Performance Management Tips for Britney Spears
It’s performance review time at Kronos. I’ve spent a fair amount of time in the 15 years I’ve been a manager giving feedback to people about how to improve their performance at work. While every employee is unique, there are recurring themes that I’ve needed to address.
Here are a few (illustrated with celebrity examples) that those of you on either side of the performance appraisal equation may find useful in thinking about how to improve your own performance or that of your employees:
- Avoid “foot in mouth” syndrome. This is for those who don’t think before they speak (or who speak without being properly prepared). One of the best case studies in 2007 is Miss Teen USA South Carolina, Lauren Caitlin Upton – whose completely incomprehensible response to a question about the geographic ignorance of US high school students suggests that she will soon join the ranks of the underprepared workforce.

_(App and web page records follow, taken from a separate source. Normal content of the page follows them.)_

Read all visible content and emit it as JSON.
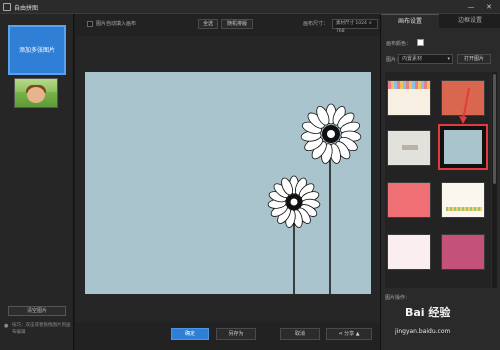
{
  "window": {
    "title": "自由拼图",
    "minimize": "—",
    "close": "✕"
  },
  "left": {
    "add_photo_label": "添加多张图片",
    "clear_label": "清空图片",
    "tip_text": "技巧：双击或者拖拽图片到画布编辑"
  },
  "toolbar": {
    "auto_fill_label": "图片自动填入画布",
    "select_all": "全选",
    "random_layout": "随机排版",
    "canvas_size_label": "画布尺寸：",
    "canvas_size_value": "素材尺寸 1024 × 768"
  },
  "bottom": {
    "confirm": "确定",
    "save_as": "另存为",
    "cancel": "取消",
    "share": "分享",
    "share_arrow": "▲"
  },
  "right": {
    "tabs": [
      "画布设置",
      "边框设置"
    ],
    "bg_color_label": "画布颜色：",
    "bg_color_value": "#ffffff",
    "image_label": "图片：",
    "image_source": "内置素材",
    "open_image": "打开图片",
    "image_ops_label": "图片操作：",
    "watermark": "Bai 经验",
    "watermark_sub": "jingyan.baidu.com"
  },
  "accent_colors": {
    "primary": "#2f7fd6",
    "selection": "#e23b3b",
    "canvas_bg": "#a9c4cc"
  }
}
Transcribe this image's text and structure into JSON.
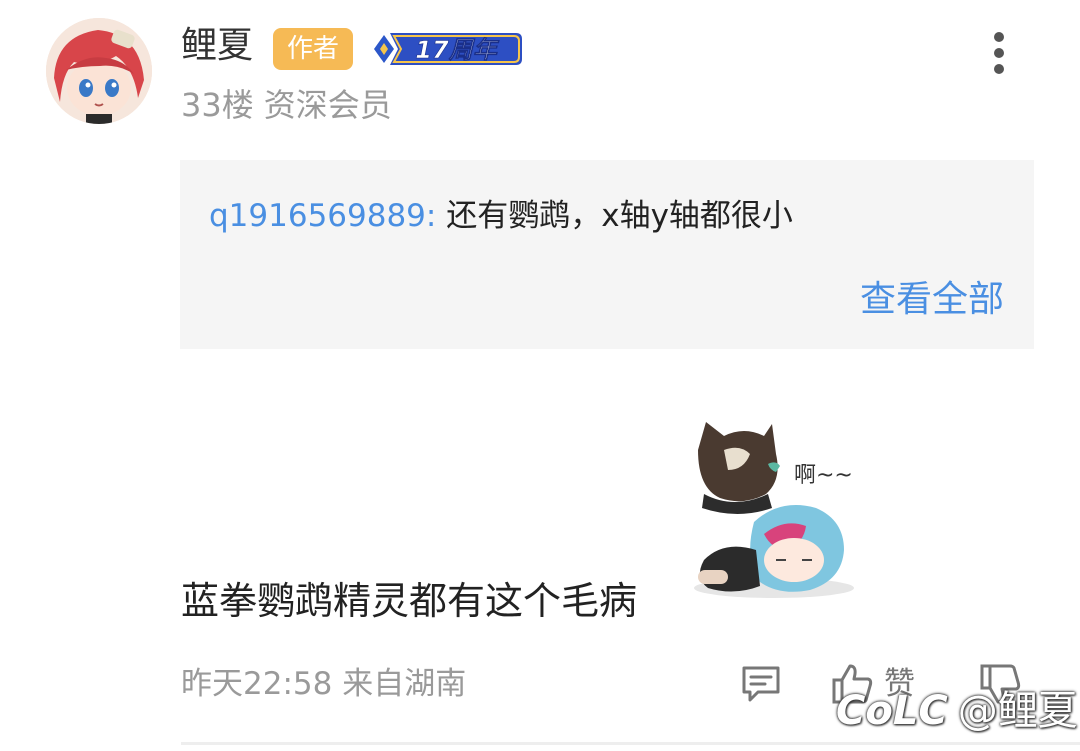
{
  "post": {
    "username": "鲤夏",
    "author_badge": "作者",
    "anniversary_badge": "17周年",
    "floor": "33楼",
    "member_level": "资深会员",
    "quote": {
      "user": "q1916569889:",
      "text": "还有鹦鹉，x轴y轴都很小",
      "view_all": "查看全部"
    },
    "sticker_text": "啊~~",
    "content": "蓝拳鹦鹉精灵都有这个毛病",
    "time_location": "昨天22:58 来自湖南",
    "like_label": "赞"
  },
  "watermark": {
    "logo": "CoLC",
    "handle": "@鲤夏"
  },
  "colors": {
    "link_blue": "#4a8fe2",
    "author_badge": "#f6ba55",
    "meta_gray": "#9a9a9a",
    "quote_bg": "#f5f5f5"
  },
  "icons": [
    "avatar",
    "more-vertical-icon",
    "reply-icon",
    "thumbs-up-icon",
    "thumbs-down-icon"
  ]
}
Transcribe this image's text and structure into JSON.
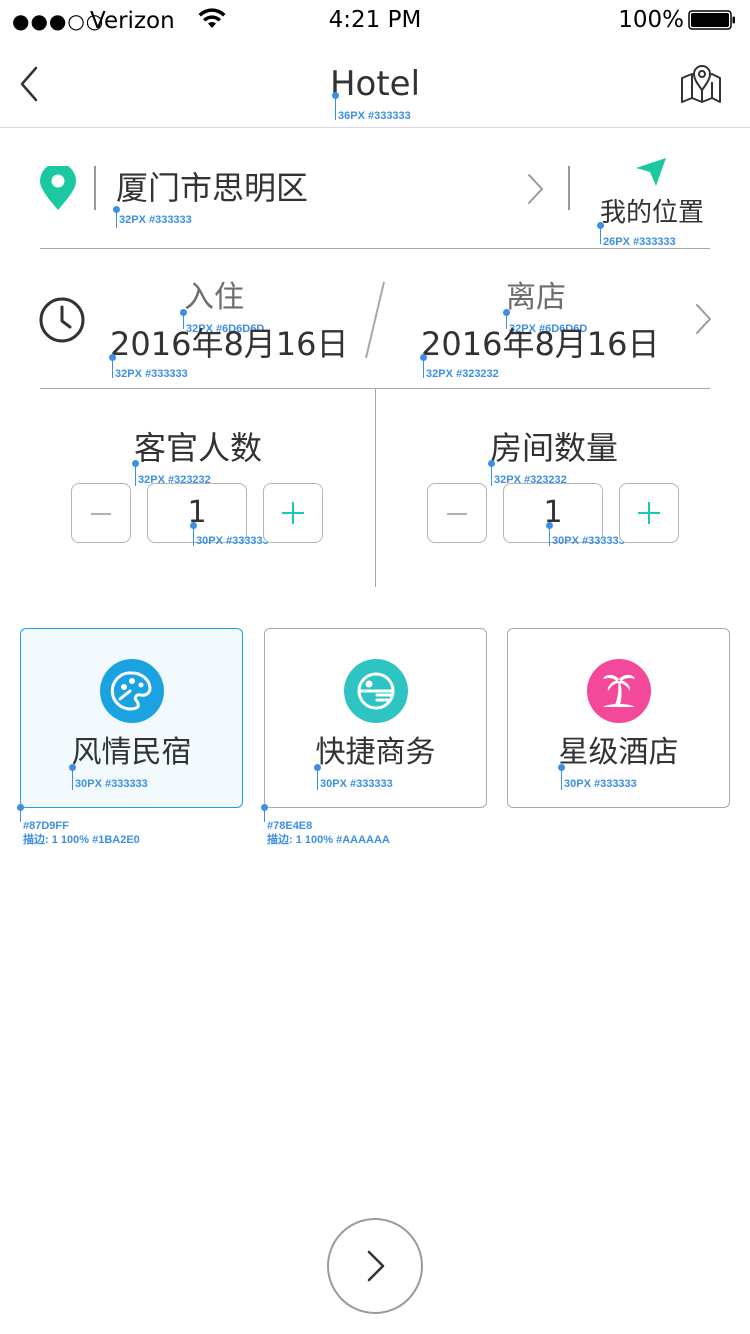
{
  "status_bar": {
    "signal": "●●●○○",
    "carrier": "Verizon",
    "time": "4:21 PM",
    "battery": "100%"
  },
  "nav": {
    "title": "Hotel"
  },
  "location": {
    "city": "厦门市思明区",
    "my_location": "我的位置"
  },
  "dates": {
    "checkin_label": "入住",
    "checkin_value": "2016年8月16日",
    "checkout_label": "离店",
    "checkout_value": "2016年8月16日"
  },
  "guests": {
    "label": "客官人数",
    "value": "1"
  },
  "rooms": {
    "label": "房间数量",
    "value": "1"
  },
  "cards": [
    {
      "label": "风情民宿",
      "icon": "palette-icon",
      "color": "#1ba2e0"
    },
    {
      "label": "快捷商务",
      "icon": "globe-icon",
      "color": "#2ec4c4"
    },
    {
      "label": "星级酒店",
      "icon": "palm-tree-icon",
      "color": "#f4489a"
    }
  ],
  "annotations": {
    "title": "36PX #333333",
    "city": "32PX #333333",
    "my_location": "26PX #333333",
    "checkin_label": "32PX #6D6D6D",
    "checkin_value": "32PX #333333",
    "checkout_label": "32PX #6D6D6D",
    "checkout_value": "32PX #323232",
    "guests_label": "32PX #323232",
    "guests_value": "30PX #333333",
    "rooms_label": "32PX #323232",
    "rooms_value": "30PX #333333",
    "card1_label": "30PX #333333",
    "card2_label": "30PX #333333",
    "card3_label": "30PX #333333",
    "card1_fill": "#87D9FF",
    "card1_stroke": "描边: 1 100% #1BA2E0",
    "card2_fill": "#78E4E8",
    "card2_stroke": "描边: 1 100% #AAAAAA"
  },
  "colors": {
    "accent_green": "#1bc8b4",
    "selected_border": "#1ba2e0",
    "card_border": "#aaaaaa",
    "annotation": "#3d8fe6"
  }
}
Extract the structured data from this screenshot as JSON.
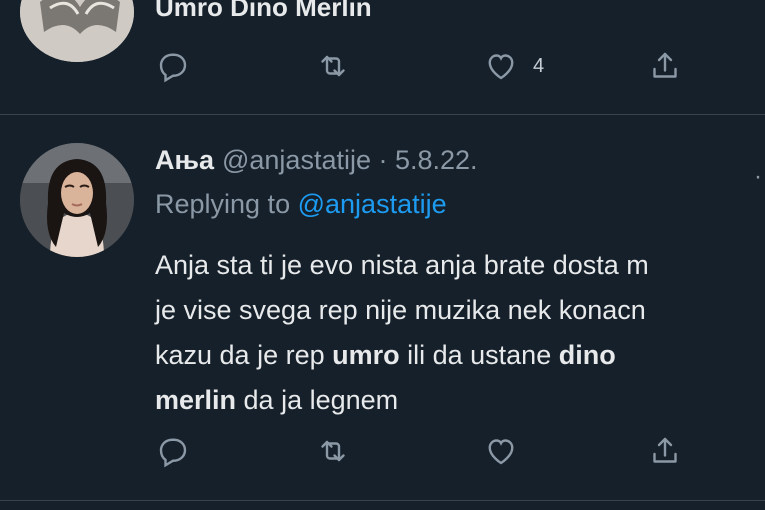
{
  "previous_tweet": {
    "text": "Umro Dino Merlin",
    "actions": {
      "like_count": "4"
    }
  },
  "tweet": {
    "display_name": "Ања",
    "handle": "@anjastatije",
    "date": "· 5.8.22.",
    "replying_prefix": "Replying to",
    "replying_handle": "@anjastatije",
    "lines": [
      [
        "Anja sta ti je evo nista anja brate dosta m"
      ],
      [
        "je vise svega rep nije muzika nek konacn"
      ],
      [
        "kazu da je rep ",
        "umro",
        " ili da ustane ",
        "dino"
      ],
      [
        "merlin",
        " da ja legnem"
      ]
    ]
  },
  "icons": {
    "reply": "reply-icon",
    "retweet": "retweet-icon",
    "like": "heart-icon",
    "share": "share-icon"
  },
  "colors": {
    "background": "#15202b",
    "text": "#e7e9ea",
    "muted": "#8b98a5",
    "link": "#1d9bf0",
    "divider": "#38444d"
  }
}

- Admit to your mistakes, learn from them, move on. Two words – Britney Spears.
- Be a gracious loser. No one is always right. Even when you are right, you won’t always get the project funded, the extra resources, or even the credit that you’ve earned. Try your hardest to win, but when you lose, conserve your energy for the next challenge. Last night’s Iowa Caucus gave a few high profile candidates a (perhaps unexpected) opportunity to demonstrate grace in the face of defeat. Here’s Hillary Clinton’s speech as an example.
- Performance improvement starts with self awareness. Whether it’s listening to feedback from the boss, colleagues and customers or formal assessment testing, you can’t leverage your strengths or mitigate your weaknesses if you don’t know what they are. Steve Carrell brilliantly demonstrates lack of self awareness as the hapless manager on The Office.
- Superior results often require taking some risks. Walter Lewin, a physics professor at MIT, has become a media star based on his unconventional teaching methods. Love him or hate him, Steve Jobs has made a career out of looking out over the horizon and creating solutions for needs consumers didn’t even know they had.
What’s the most useful feedback you’ve received during a performance appraisal?